Hey, lets propagate that tree, which means the new tree will in effect be the same tree — but let’s do some science. How about we inject a little human DNA to the new growth.

Not sure how that could be done but I’m willing to bet there will come a time when someone does it.

Wait a minute, humans already share what, 50%, 70% of their DNA with trees — and a company called Biopresence will put YOUR DNA into a tree as a memorial.

Come to think of it eating a banana is cannibalism.

Using that criteria one must wonder just how much difference there is between a vegetarian and a carnivore or an omnivore?

How would you feel if the tree created using your DNA was used someday to build a house? Would it matter which house was built? Would it matter if it were used in a housing project or a funeral home or an orphanage?

There would appear serious evidence exists that meteorites carry the basic building blocks of DNA with them trough space.

So you can think of meteorites as space sperm looking for a fertile female planet to impregnate.

The next time you skip a rock across a lake think of the idea you may be drowning a distant cousin.

There is a tiny bit more to the law of identity.

A final point of absurdity:

“A statement cannot remain the same and change its truth value.”

WTBDTM? ™

For Aristotle it meant a lot. He believed in an absolute, independent, truth.

For a Map Thinker this makes no sense.

A map thinker knows truth is an accurate statement of a specific event at a specific place that lasts a specific length of time. Last Tuesday at ten a.m. The stop light was green.

The big dipper will be recognizable in its present form for the next thousand years.

Okay, the point of all this:

We need to rewrite the Law of Identity for use today.

A thing is distinguishable as itself to the extent it is different from everything else.

We are going to abolish the whole thing about truth value.

For example Aristotle believed the human species was the unquestionably superior creature of all creation.

This, to him, was an absolute truth.

Most people today would have at least a degree of doubt that humans are in fact the perfect species.

The biggest problem with the Law of Identity, as Aristotle promulgates it, is that it separates things completely from all other things they relate too and from time. That is a thing in Aristotle’s world has no connections to any thing else, has no past and no future.

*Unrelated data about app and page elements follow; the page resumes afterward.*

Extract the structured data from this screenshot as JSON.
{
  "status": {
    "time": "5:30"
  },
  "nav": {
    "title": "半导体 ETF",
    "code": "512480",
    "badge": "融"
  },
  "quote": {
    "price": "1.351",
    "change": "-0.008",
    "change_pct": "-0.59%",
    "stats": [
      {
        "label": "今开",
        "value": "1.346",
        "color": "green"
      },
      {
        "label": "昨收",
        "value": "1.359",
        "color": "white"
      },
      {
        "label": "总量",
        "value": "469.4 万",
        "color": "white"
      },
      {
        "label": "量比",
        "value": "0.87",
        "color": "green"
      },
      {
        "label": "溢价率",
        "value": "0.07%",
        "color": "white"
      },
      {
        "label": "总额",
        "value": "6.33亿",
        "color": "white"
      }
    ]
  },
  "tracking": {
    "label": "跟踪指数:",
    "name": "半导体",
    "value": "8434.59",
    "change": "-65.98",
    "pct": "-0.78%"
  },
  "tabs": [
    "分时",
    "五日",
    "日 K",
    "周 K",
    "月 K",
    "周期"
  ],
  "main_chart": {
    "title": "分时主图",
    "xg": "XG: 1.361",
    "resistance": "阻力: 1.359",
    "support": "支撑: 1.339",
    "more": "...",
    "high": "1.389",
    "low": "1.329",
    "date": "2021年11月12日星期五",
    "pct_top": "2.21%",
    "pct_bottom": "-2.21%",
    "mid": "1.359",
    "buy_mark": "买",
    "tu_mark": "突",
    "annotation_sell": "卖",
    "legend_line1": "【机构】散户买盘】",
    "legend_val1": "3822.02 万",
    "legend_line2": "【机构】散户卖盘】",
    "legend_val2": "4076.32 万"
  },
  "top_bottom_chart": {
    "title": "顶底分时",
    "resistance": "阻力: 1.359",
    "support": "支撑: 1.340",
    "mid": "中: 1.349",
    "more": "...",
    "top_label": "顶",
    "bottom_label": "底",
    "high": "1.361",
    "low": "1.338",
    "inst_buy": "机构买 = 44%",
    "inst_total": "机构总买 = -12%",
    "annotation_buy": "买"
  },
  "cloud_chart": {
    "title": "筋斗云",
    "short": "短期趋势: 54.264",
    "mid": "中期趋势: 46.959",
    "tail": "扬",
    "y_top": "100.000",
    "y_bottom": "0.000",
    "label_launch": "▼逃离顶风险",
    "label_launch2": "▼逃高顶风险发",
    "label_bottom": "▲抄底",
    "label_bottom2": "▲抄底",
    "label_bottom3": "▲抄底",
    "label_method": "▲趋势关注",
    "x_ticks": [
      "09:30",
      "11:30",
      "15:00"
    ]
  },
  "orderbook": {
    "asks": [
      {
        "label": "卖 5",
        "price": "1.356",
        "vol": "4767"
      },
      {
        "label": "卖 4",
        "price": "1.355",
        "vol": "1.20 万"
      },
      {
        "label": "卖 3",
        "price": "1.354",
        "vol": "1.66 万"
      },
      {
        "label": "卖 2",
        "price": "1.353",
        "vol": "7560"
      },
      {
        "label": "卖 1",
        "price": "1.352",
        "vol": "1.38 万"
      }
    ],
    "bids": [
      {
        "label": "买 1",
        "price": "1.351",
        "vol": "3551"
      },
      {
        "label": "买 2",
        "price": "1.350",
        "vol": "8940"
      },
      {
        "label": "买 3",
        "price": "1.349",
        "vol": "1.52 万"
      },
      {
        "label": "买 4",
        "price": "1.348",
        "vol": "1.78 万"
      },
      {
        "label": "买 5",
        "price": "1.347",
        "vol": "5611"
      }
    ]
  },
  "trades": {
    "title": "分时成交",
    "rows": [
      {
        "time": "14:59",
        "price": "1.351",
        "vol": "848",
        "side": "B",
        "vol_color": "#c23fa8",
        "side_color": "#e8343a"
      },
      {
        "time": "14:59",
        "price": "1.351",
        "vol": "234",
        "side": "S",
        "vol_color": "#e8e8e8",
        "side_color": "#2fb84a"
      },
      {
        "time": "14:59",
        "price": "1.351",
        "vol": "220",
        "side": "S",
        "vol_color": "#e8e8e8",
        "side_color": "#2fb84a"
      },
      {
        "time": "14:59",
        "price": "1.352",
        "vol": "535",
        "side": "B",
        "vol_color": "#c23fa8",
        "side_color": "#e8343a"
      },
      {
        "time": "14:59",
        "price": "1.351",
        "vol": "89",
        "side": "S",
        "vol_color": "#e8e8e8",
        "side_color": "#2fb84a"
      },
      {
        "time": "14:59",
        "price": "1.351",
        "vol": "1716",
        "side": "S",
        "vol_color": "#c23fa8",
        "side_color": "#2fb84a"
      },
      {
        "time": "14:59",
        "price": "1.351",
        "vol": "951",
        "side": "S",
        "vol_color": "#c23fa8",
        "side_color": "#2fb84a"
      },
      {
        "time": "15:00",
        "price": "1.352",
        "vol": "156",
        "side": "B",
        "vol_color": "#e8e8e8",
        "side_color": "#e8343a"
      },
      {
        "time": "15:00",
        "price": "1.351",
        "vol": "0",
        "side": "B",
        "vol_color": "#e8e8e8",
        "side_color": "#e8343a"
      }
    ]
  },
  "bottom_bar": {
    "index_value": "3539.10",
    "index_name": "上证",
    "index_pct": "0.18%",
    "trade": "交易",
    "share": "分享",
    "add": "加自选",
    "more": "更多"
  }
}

Such a thing cannot exist in our reality.

Lets apply this to you as a person.

Your identity depends on those things that distinguish you from all other people in the world.

Part of that is genetics.

Part of that is your past.

Part of that is how you see yourself today.

Part of that is what you wish, or believe, you will, or may become in the future.

You don’t have to strive to do any of this. All you have to do is strive to be yourself and strive to create yourself into the future person you would wish to become.

Nice to meet you. 🙂

© 2013 All Rights Reserved

ultimatemindsettoday

A great WordPress.com site

Don Charisma

because anything is possible with Charisma

War By Other Means

Politics & Philosophy

this is... The Neighborhood

the Story within the Story

stillness of heart

MUSINGS : CRITICISM : HISTORY : PASSION

The Guilty Preacher Man

abandoned illustrations

matchtall

A tall women amazon model WordPress.com sit

Gotta Find a Home

Conversations with Street People

Three Wise Guys

Best not to think about it

Mister G Kids

A daily comic about real stuff little kids say in school. By Matt Gajdoš

Ray Ferrer - Emotion on Canvas

** OFFICIAL Site of Artist Ray Ferrer **

The Judy-Jodie and Kelli Memorial Blog

A great WordPress.com site

A Financial Life Coach

Your Financial Life Coach

Storyshucker

A blog full of humorous and poignant observations.

Dysfunctional Literacy

Reading from a writer's perspective... and vice versa!

Top 10 of Anything and Everything

Animals, Gift Ideas, Travel, Books, Recycling Ideas and Many, Many More

ajrogersphilosophy

A fine WordPress.com site

Thoughts

What ever I'm thinking